Excerpts from an interface dataset
++++++++++

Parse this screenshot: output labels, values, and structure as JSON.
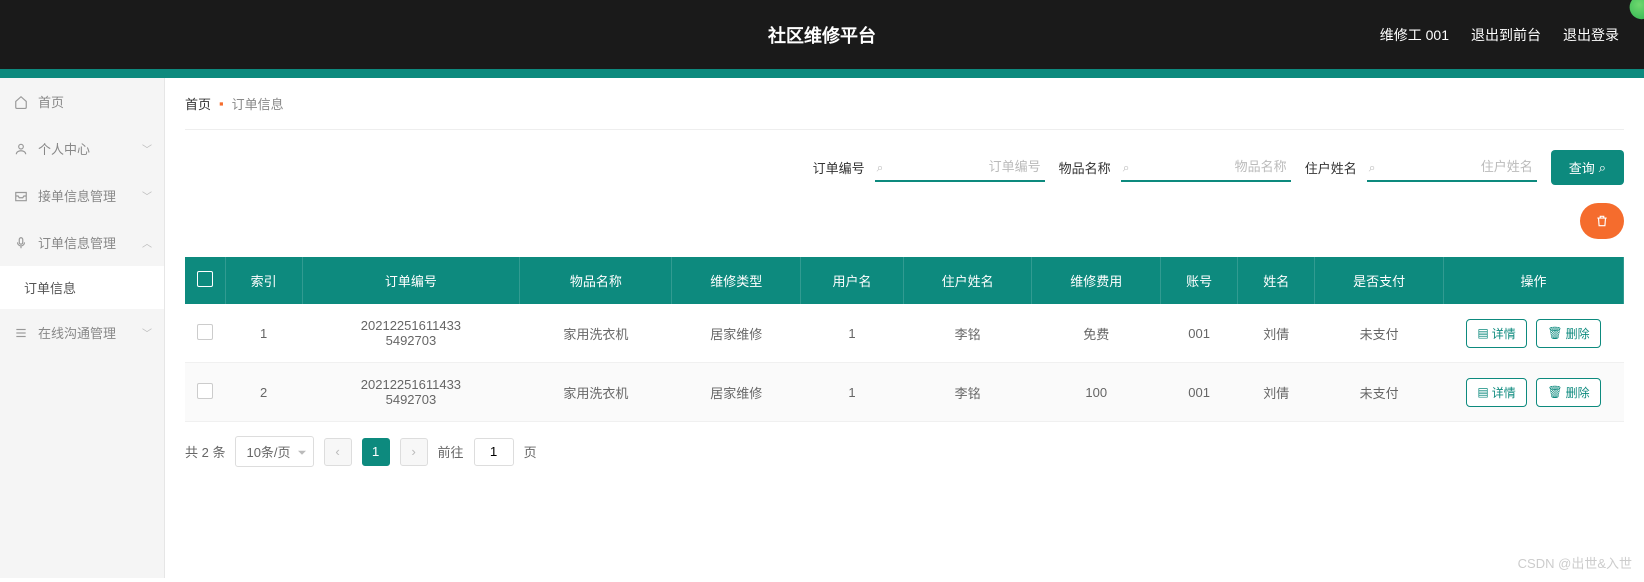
{
  "header": {
    "title": "社区维修平台",
    "user": "维修工 001",
    "exit_front": "退出到前台",
    "logout": "退出登录"
  },
  "sidebar": {
    "items": [
      {
        "icon": "home",
        "label": "首页",
        "chev": ""
      },
      {
        "icon": "user",
        "label": "个人中心",
        "chev": "down"
      },
      {
        "icon": "inbox",
        "label": "接单信息管理",
        "chev": "down"
      },
      {
        "icon": "mic",
        "label": "订单信息管理",
        "chev": "up"
      },
      {
        "icon": "comm",
        "label": "在线沟通管理",
        "chev": "down"
      }
    ],
    "sub_label": "订单信息"
  },
  "breadcrumb": {
    "home": "首页",
    "current": "订单信息"
  },
  "filters": {
    "f1": {
      "label": "订单编号",
      "placeholder": "订单编号"
    },
    "f2": {
      "label": "物品名称",
      "placeholder": "物品名称"
    },
    "f3": {
      "label": "住户姓名",
      "placeholder": "住户姓名"
    },
    "query": "查询"
  },
  "table": {
    "headers": [
      "",
      "索引",
      "订单编号",
      "物品名称",
      "维修类型",
      "用户名",
      "住户姓名",
      "维修费用",
      "账号",
      "姓名",
      "是否支付",
      "操作"
    ],
    "rows": [
      {
        "idx": "1",
        "order_no": "202122516114335492703",
        "item": "家用洗衣机",
        "type": "居家维修",
        "username": "1",
        "resident": "李铭",
        "fee": "免费",
        "account": "001",
        "name": "刘倩",
        "paid": "未支付"
      },
      {
        "idx": "2",
        "order_no": "202122516114335492703",
        "item": "家用洗衣机",
        "type": "居家维修",
        "username": "1",
        "resident": "李铭",
        "fee": "100",
        "account": "001",
        "name": "刘倩",
        "paid": "未支付"
      }
    ],
    "detail_label": "详情",
    "delete_label": "删除"
  },
  "pagination": {
    "total": "共 2 条",
    "page_size": "10条/页",
    "goto": "前往",
    "page_value": "1",
    "page_suffix": "页",
    "current": "1"
  },
  "watermark": "CSDN @出世&入世"
}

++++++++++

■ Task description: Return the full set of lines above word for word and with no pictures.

■ Completed task:
Parse this screenshot: output labels, values, and structure as JSON.
{
  "header": {
    "title": "社区维修平台",
    "user": "维修工 001",
    "exit_front": "退出到前台",
    "logout": "退出登录"
  },
  "sidebar": {
    "items": [
      {
        "icon": "home",
        "label": "首页",
        "chev": ""
      },
      {
        "icon": "user",
        "label": "个人中心",
        "chev": "down"
      },
      {
        "icon": "inbox",
        "label": "接单信息管理",
        "chev": "down"
      },
      {
        "icon": "mic",
        "label": "订单信息管理",
        "chev": "up"
      },
      {
        "icon": "comm",
        "label": "在线沟通管理",
        "chev": "down"
      }
    ],
    "sub_label": "订单信息"
  },
  "breadcrumb": {
    "home": "首页",
    "current": "订单信息"
  },
  "filters": {
    "f1": {
      "label": "订单编号",
      "placeholder": "订单编号"
    },
    "f2": {
      "label": "物品名称",
      "placeholder": "物品名称"
    },
    "f3": {
      "label": "住户姓名",
      "placeholder": "住户姓名"
    },
    "query": "查询"
  },
  "table": {
    "headers": [
      "",
      "索引",
      "订单编号",
      "物品名称",
      "维修类型",
      "用户名",
      "住户姓名",
      "维修费用",
      "账号",
      "姓名",
      "是否支付",
      "操作"
    ],
    "rows": [
      {
        "idx": "1",
        "order_no": "202122516114335492703",
        "item": "家用洗衣机",
        "type": "居家维修",
        "username": "1",
        "resident": "李铭",
        "fee": "免费",
        "account": "001",
        "name": "刘倩",
        "paid": "未支付"
      },
      {
        "idx": "2",
        "order_no": "202122516114335492703",
        "item": "家用洗衣机",
        "type": "居家维修",
        "username": "1",
        "resident": "李铭",
        "fee": "100",
        "account": "001",
        "name": "刘倩",
        "paid": "未支付"
      }
    ],
    "detail_label": "详情",
    "delete_label": "删除"
  },
  "pagination": {
    "total": "共 2 条",
    "page_size": "10条/页",
    "goto": "前往",
    "page_value": "1",
    "page_suffix": "页",
    "current": "1"
  },
  "watermark": "CSDN @出世&入世"
}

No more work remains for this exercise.